2 Required Sleep

Hoagland said people’s behavior often truncates the quality of sleep they have. For example, those who work evening shifts often have abbreviated sleep.

“There is a significant difference between sufficient and good sleep and a difference between everyone’s biological requirement for sleep,” she said. “Some people are able to function properly with six hours of sleep while others require nine hours.”

An easy way to determine what category you fall into might be by taking a vacation.

“Often times I tell my patients that they gravitate more toward their circadian rhythm when they are not working,” said Hoagland. “There are people who have biological night hours but they force themselves to go to bed early for work. But when you are on vacation you closely mirror your biological sleep requirement.”

For the average population, children from 6 to 12 years of age typically need nine to 12 hours of sleep, teenagers need eight to 10 hours and adults need seven to eight hours.

3 Good vs bad sleep
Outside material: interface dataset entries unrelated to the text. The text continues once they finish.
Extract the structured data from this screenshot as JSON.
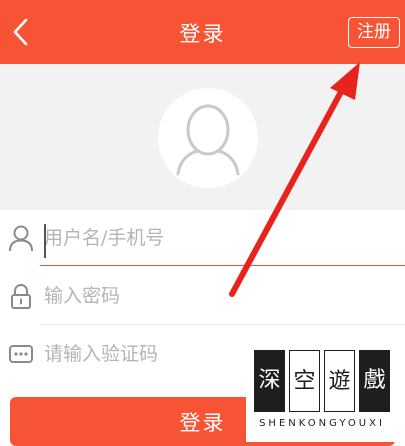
{
  "header": {
    "title": "登录",
    "register_label": "注册",
    "back_icon": "chevron-left-icon",
    "background": "#f75436"
  },
  "profile": {
    "avatar_icon": "default-avatar-icon"
  },
  "form": {
    "username": {
      "icon": "user-icon",
      "placeholder": "用户名/手机号",
      "value": ""
    },
    "password": {
      "icon": "lock-icon",
      "placeholder": "输入密码",
      "value": ""
    },
    "captcha": {
      "icon": "dots-icon",
      "placeholder": "请输入验证码",
      "value": ""
    }
  },
  "actions": {
    "login_label": "登录"
  },
  "watermark": {
    "chars": [
      "深",
      "空",
      "遊",
      "戲"
    ],
    "subtitle": "SHENKONGYOUXI"
  },
  "colors": {
    "accent": "#f75436",
    "annotation_arrow": "#e8231c",
    "avatar_bg": "#f2f2f2"
  }
}
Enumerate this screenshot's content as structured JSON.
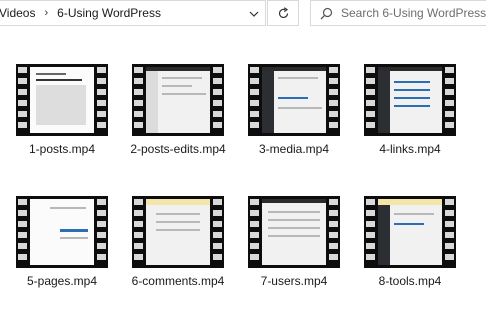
{
  "address_bar": {
    "crumbs": [
      "Videos",
      "6-Using WordPress"
    ],
    "dropdown_icon": "chevron-down-icon"
  },
  "refresh_icon": "refresh-icon",
  "search": {
    "placeholder": "Search 6-Using WordPress",
    "icon": "search-icon"
  },
  "files": [
    {
      "name": "1-posts.mp4",
      "thumbnail": "editor"
    },
    {
      "name": "2-posts-edits.mp4",
      "thumbnail": "dashboard"
    },
    {
      "name": "3-media.mp4",
      "thumbnail": "dashboard"
    },
    {
      "name": "4-links.mp4",
      "thumbnail": "list"
    },
    {
      "name": "5-pages.mp4",
      "thumbnail": "menu"
    },
    {
      "name": "6-comments.mp4",
      "thumbnail": "yellow"
    },
    {
      "name": "7-users.mp4",
      "thumbnail": "list"
    },
    {
      "name": "8-tools.mp4",
      "thumbnail": "yellow"
    }
  ],
  "colors": {
    "filmstrip": "#0d0d0d",
    "sprocket": "#d9d9d9",
    "border": "#d9d9d9"
  }
}
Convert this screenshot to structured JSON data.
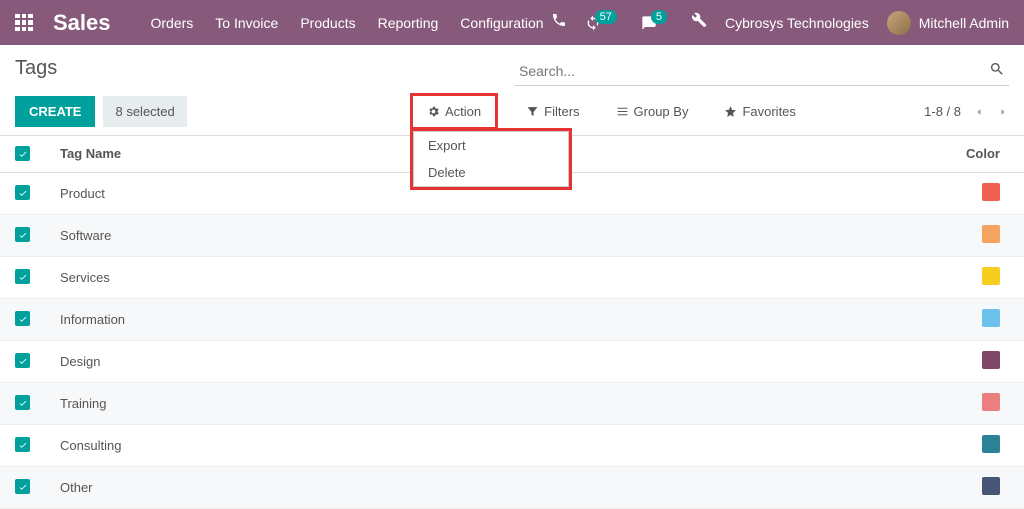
{
  "topbar": {
    "brand": "Sales",
    "nav": [
      "Orders",
      "To Invoice",
      "Products",
      "Reporting",
      "Configuration"
    ],
    "refresh_badge": "57",
    "chat_badge": "5",
    "company": "Cybrosys Technologies",
    "user_name": "Mitchell Admin"
  },
  "page": {
    "title": "Tags",
    "search_placeholder": "Search...",
    "create_label": "CREATE",
    "selected_label": "8 selected",
    "action_label": "Action",
    "filters_label": "Filters",
    "groupby_label": "Group By",
    "favorites_label": "Favorites",
    "pager": "1-8 / 8",
    "dropdown": [
      "Export",
      "Delete"
    ]
  },
  "table": {
    "header_name": "Tag Name",
    "header_color": "Color",
    "rows": [
      {
        "name": "Product",
        "color": "#f06050"
      },
      {
        "name": "Software",
        "color": "#f4a460"
      },
      {
        "name": "Services",
        "color": "#f7cd1f"
      },
      {
        "name": "Information",
        "color": "#6cc1ed"
      },
      {
        "name": "Design",
        "color": "#814968"
      },
      {
        "name": "Training",
        "color": "#eb7e7f"
      },
      {
        "name": "Consulting",
        "color": "#2c8397"
      },
      {
        "name": "Other",
        "color": "#475577"
      }
    ]
  }
}
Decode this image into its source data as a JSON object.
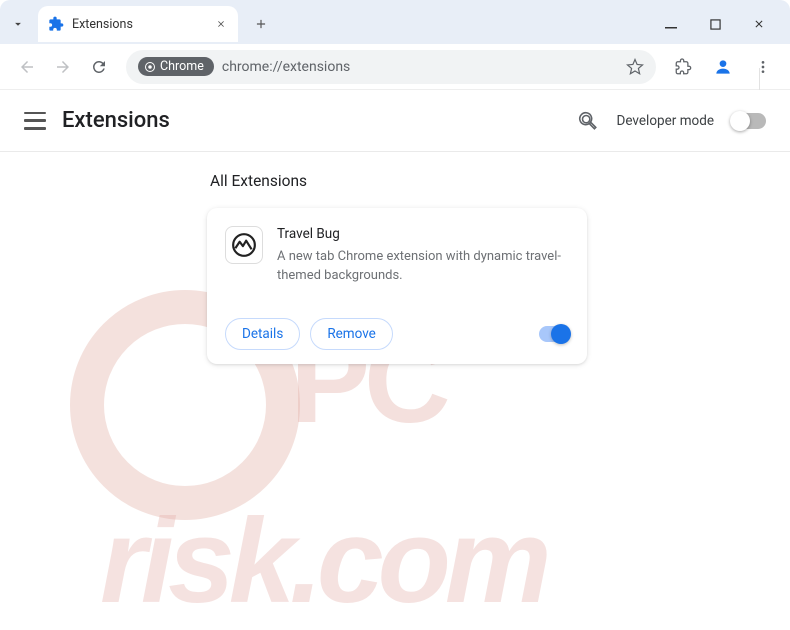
{
  "window": {
    "tab_title": "Extensions",
    "url": "chrome://extensions",
    "omnibox_label": "Chrome"
  },
  "header": {
    "title": "Extensions",
    "dev_mode_label": "Developer mode"
  },
  "main": {
    "section_title": "All Extensions",
    "extension": {
      "name": "Travel Bug",
      "description": "A new tab Chrome extension with dynamic travel-themed backgrounds.",
      "details_label": "Details",
      "remove_label": "Remove",
      "enabled": true
    }
  },
  "watermark": {
    "line1": "PC",
    "line2": "risk.com"
  }
}
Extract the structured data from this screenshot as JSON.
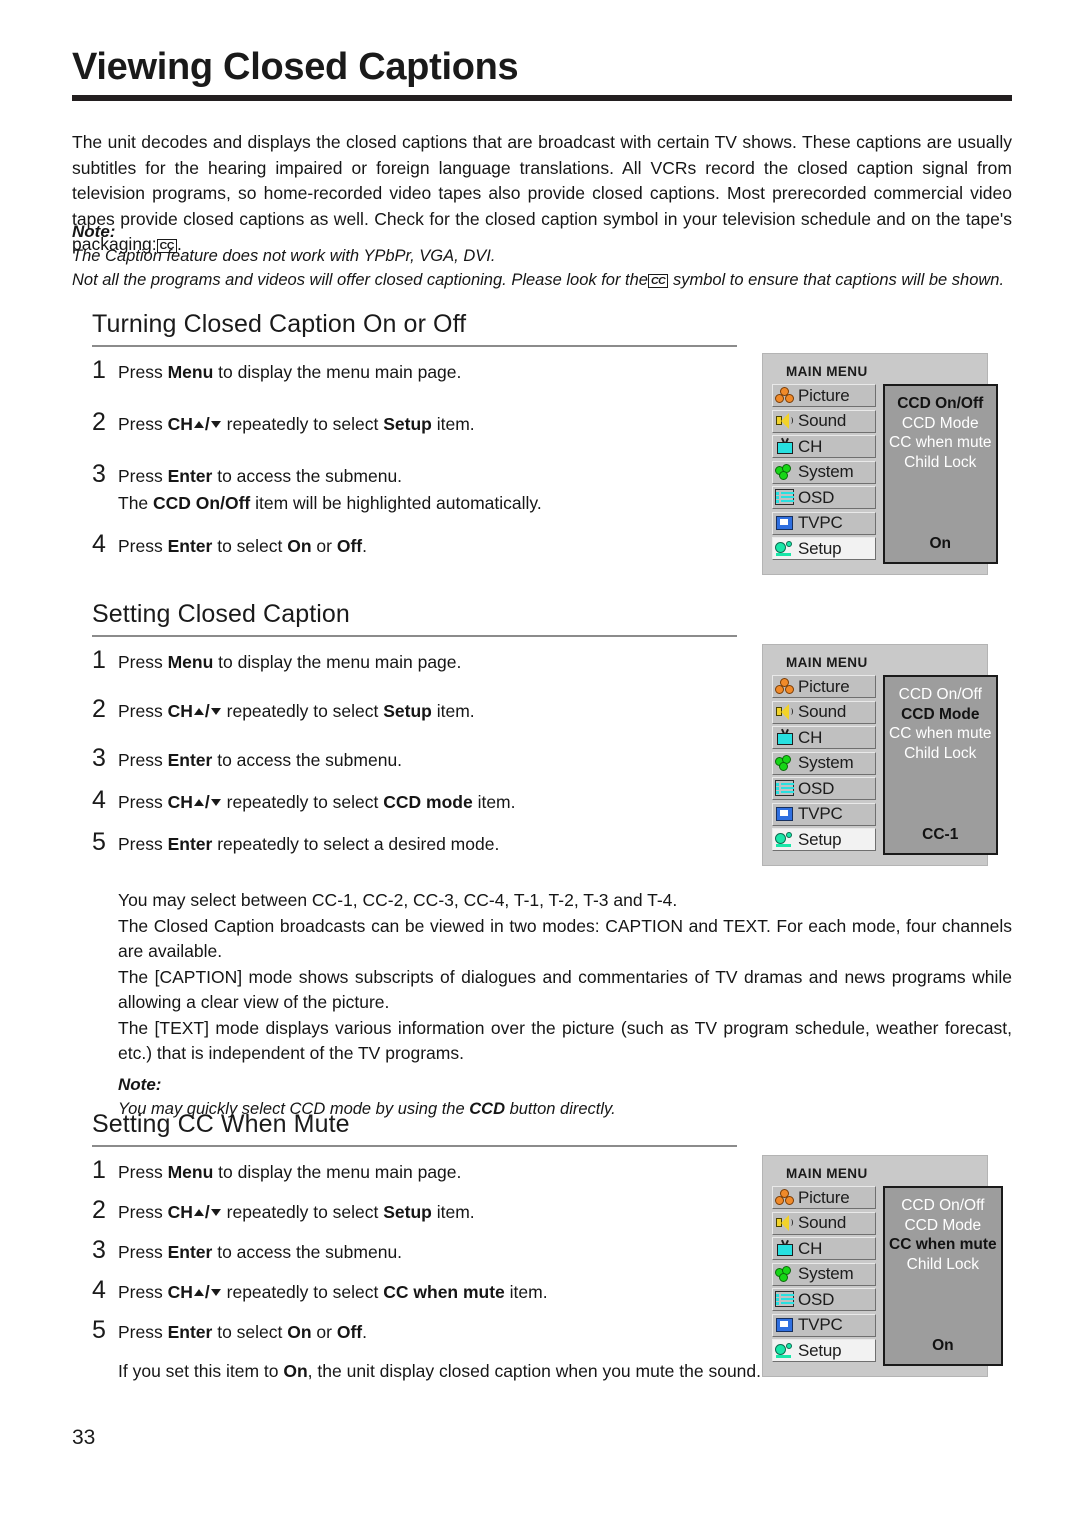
{
  "document": {
    "title": "Viewing Closed Captions",
    "page_number": "33"
  },
  "intro": {
    "part1": "The unit decodes and displays the closed captions that are broadcast with certain TV shows. These captions are usually subtitles for the hearing impaired or foreign language translations. All VCRs record the closed caption signal from television programs, so home-recorded video tapes also provide closed captions. Most prerecorded commercial video tapes provide closed captions as well. Check for the closed caption symbol in your television schedule and on the tape's packaging:",
    "cc_symbol": "CC",
    "part2": "."
  },
  "note_top": {
    "label": "Note:",
    "line1": "The Caption feature does not work with YPbPr, VGA, DVI.",
    "line2a": "Not all the programs and videos will offer closed captioning. Please look for the",
    "cc_symbol": "CC",
    "line2b": "symbol to ensure that captions will be shown."
  },
  "sections": [
    {
      "title": "Turning Closed Caption On or Off",
      "steps": [
        {
          "num": "1",
          "pre": "Press ",
          "bold1": "Menu",
          "mid": " to display the menu main page.",
          "type": "plain"
        },
        {
          "num": "2",
          "pre": "Press ",
          "bold1": "CH",
          "mid": " repeatedly to select ",
          "bold2": "Setup",
          "post": " item.",
          "type": "ch"
        },
        {
          "num": "3",
          "pre": "Press ",
          "bold1": "Enter",
          "mid": " to access the submenu.",
          "type": "plain",
          "sub_pre": "The ",
          "sub_bold": "CCD On/Off",
          "sub_post": "  item will be highlighted automatically."
        },
        {
          "num": "4",
          "pre": "Press ",
          "bold1": "Enter",
          "mid": " to select ",
          "bold2": "On",
          "midb": " or ",
          "bold3": "Off",
          "post": ".",
          "type": "onoff"
        }
      ]
    },
    {
      "title": "Setting Closed Caption",
      "steps": [
        {
          "num": "1",
          "pre": "Press ",
          "bold1": "Menu",
          "mid": " to display the menu main page.",
          "type": "plain"
        },
        {
          "num": "2",
          "pre": "Press ",
          "bold1": "CH",
          "mid": " repeatedly to select ",
          "bold2": "Setup",
          "post": " item.",
          "type": "ch"
        },
        {
          "num": "3",
          "pre": "Press ",
          "bold1": "Enter",
          "mid": " to access the submenu.",
          "type": "plain"
        },
        {
          "num": "4",
          "pre": "Press ",
          "bold1": "CH",
          "mid": " repeatedly to select ",
          "bold2": "CCD mode",
          "post": " item.",
          "type": "ch"
        },
        {
          "num": "5",
          "pre": "Press ",
          "bold1": "Enter",
          "mid": " repeatedly to select a desired mode.",
          "type": "plain"
        }
      ],
      "paragraphs": [
        "You may select between CC-1, CC-2, CC-3, CC-4, T-1, T-2, T-3 and  T-4.",
        "The Closed Caption broadcasts can be viewed in two modes: CAPTION and TEXT. For each mode, four channels are available.",
        "The [CAPTION] mode shows subscripts of dialogues and commentaries of TV dramas and news programs while allowing a clear view of the picture.",
        "The [TEXT] mode displays various information over the picture (such as TV program schedule, weather forecast, etc.) that is independent of the TV programs."
      ],
      "note": {
        "label": "Note:",
        "pre": "You may quickly select CCD mode by using the ",
        "bold": "CCD",
        "post": " button directly."
      }
    },
    {
      "title": "Setting CC When Mute",
      "steps": [
        {
          "num": "1",
          "pre": "Press ",
          "bold1": "Menu",
          "mid": " to display the menu main page.",
          "type": "plain"
        },
        {
          "num": "2",
          "pre": "Press ",
          "bold1": "CH",
          "mid": " repeatedly to select ",
          "bold2": "Setup",
          "post": " item.",
          "type": "ch"
        },
        {
          "num": "3",
          "pre": "Press ",
          "bold1": "Enter",
          "mid": " to access the submenu.",
          "type": "plain"
        },
        {
          "num": "4",
          "pre": "Press ",
          "bold1": "CH",
          "mid": " repeatedly to select ",
          "bold2": "CC when mute",
          "post": " item.",
          "type": "ch"
        },
        {
          "num": "5",
          "pre": "Press ",
          "bold1": "Enter",
          "mid": " to select ",
          "bold2": "On",
          "midb": " or ",
          "bold3": "Off",
          "post": ".",
          "type": "onoff"
        }
      ],
      "closing": {
        "pre": "If you set this item to ",
        "bold": "On",
        "post": ", the unit display closed caption when you mute the sound."
      }
    }
  ],
  "osd": {
    "header": "MAIN MENU",
    "menu_items": [
      {
        "label": "Picture",
        "icon": "picture-icon",
        "selected": false
      },
      {
        "label": "Sound",
        "icon": "sound-icon",
        "selected": false
      },
      {
        "label": "CH",
        "icon": "tv-icon",
        "selected": false
      },
      {
        "label": "System",
        "icon": "gears-icon",
        "selected": false
      },
      {
        "label": "OSD",
        "icon": "osd-lines-icon",
        "selected": false
      },
      {
        "label": "TVPC",
        "icon": "monitor-icon",
        "selected": false
      },
      {
        "label": "Setup",
        "icon": "setup-icon",
        "selected": true
      }
    ],
    "submenu_items": [
      "CCD On/Off",
      "CCD Mode",
      "CC when mute",
      "Child Lock"
    ],
    "panels": [
      {
        "highlighted": "CCD On/Off",
        "value": "On"
      },
      {
        "highlighted": "CCD Mode",
        "value": "CC-1"
      },
      {
        "highlighted": "CC when mute",
        "value": "On"
      }
    ]
  },
  "colors": {
    "title_rule": "#231f20",
    "section_rule": "#8b8b8b",
    "osd_bg": "#c9c9c9",
    "osd_row": "#c0c0c0",
    "osd_row_selected": "#f2f2f2",
    "submenu_bg": "#9d9d9d",
    "icon_picture": "#f08a2a",
    "icon_sound": "#f2d32a",
    "icon_ch": "#27e0e0",
    "icon_system": "#17d617",
    "icon_osd": "#27e0e0",
    "icon_tvpc": "#2f6fe0",
    "icon_setup": "#19e6a8"
  }
}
Not all sleep is created equal. Just having the right amount of recommended sleep may not necessarily be enough. If you are waking up multiple times throughout the night and not feeling refreshed in the morning, then this may be a sign that you could have a sleep problem that needs to be evaluated by a sleep specialist. Even a few nights of insufficient sleep can lead to increased daytime drowsiness, according to the National Center for Biotechnology. Insufficient sleep wreaks havoc on different aspects of the human body like appetite, metabolism, blood pressure, immune system and hormone production.

Experts also say people need to understand that sleep is medicine.

“There are misconceptions that not getting enough sleep only makes you tired and doesn’t have long-term effects. The reality is that we see patients who are fairly and significantly affected without sufficient sleep such as hypertension and dementia,”said Hoagland. “When you go to sleep, your brain clears proteins that are associated with dementia and if you are not obtaining enough sleep, you are not giving the brain enough time for the cleansing.”

4 Insomnia

There are many sleep conditions and sleep disorders which disturbs human life to a great extent. Common sleep conditions include insomnia, restless legs syndrome, narcolepsy and sleep apnea.

Insomnia is the leading sleep disorder affecting nearly three million people, according to the Centers for Disease Control and Prevention. The condition makes it difficult to fall asleep or stay asleep and can drastically alter your quality of life. Hoagland advises against drinking caffeine, alcohol, snacking or looking at your phone right before bed because any of these activities by itself let alone together will stimulate the brain and not ease your mind.

“Insomnia is a condition that can be very confusing to the average person. While we do see insomnia in women more than men, there are people whose biological sleep patterns just have them sleeping late. Whenever you sleep, if you feel refreshed after that, then insomnia should not be your principal complaint,” Hoagland added. “But if you are finding that you are constantly up even though you are doing all the proper methods to have good sleep, then we do recommend you visit a sleep center to talk with a specialist.”

5 Sleep Apnea

Sleep apnea is a serious sleep disorder in which breathing difficulties at night interrupt normal sleep and result in poor health outcomes. It’s usually more prone in older people, those with obesity and is most common in men. According to the American Sleep Apnea Association, roughly 22 million Americans suffer from the condition. Symptoms include snoring, gasping for air while sleeping and waking up with a dry mouth and a headache.

“This condition is most commonly known for people who are overweight,” said Hoagland. “People can stop breathing 10 to 100-plus times an hour. Everytime that occurs, their oxygen level drops and their brain wakes them up to get them to breathe again. That can happen all night and you start gasping to catch your breath and you are unaware of that.”

For sleep apnea you can request a home sleep study where you place leads on your body, you sleep and then you give back the equipment for diagnosis. Another option is doing a lab study where the patient spends overnight and is monitored.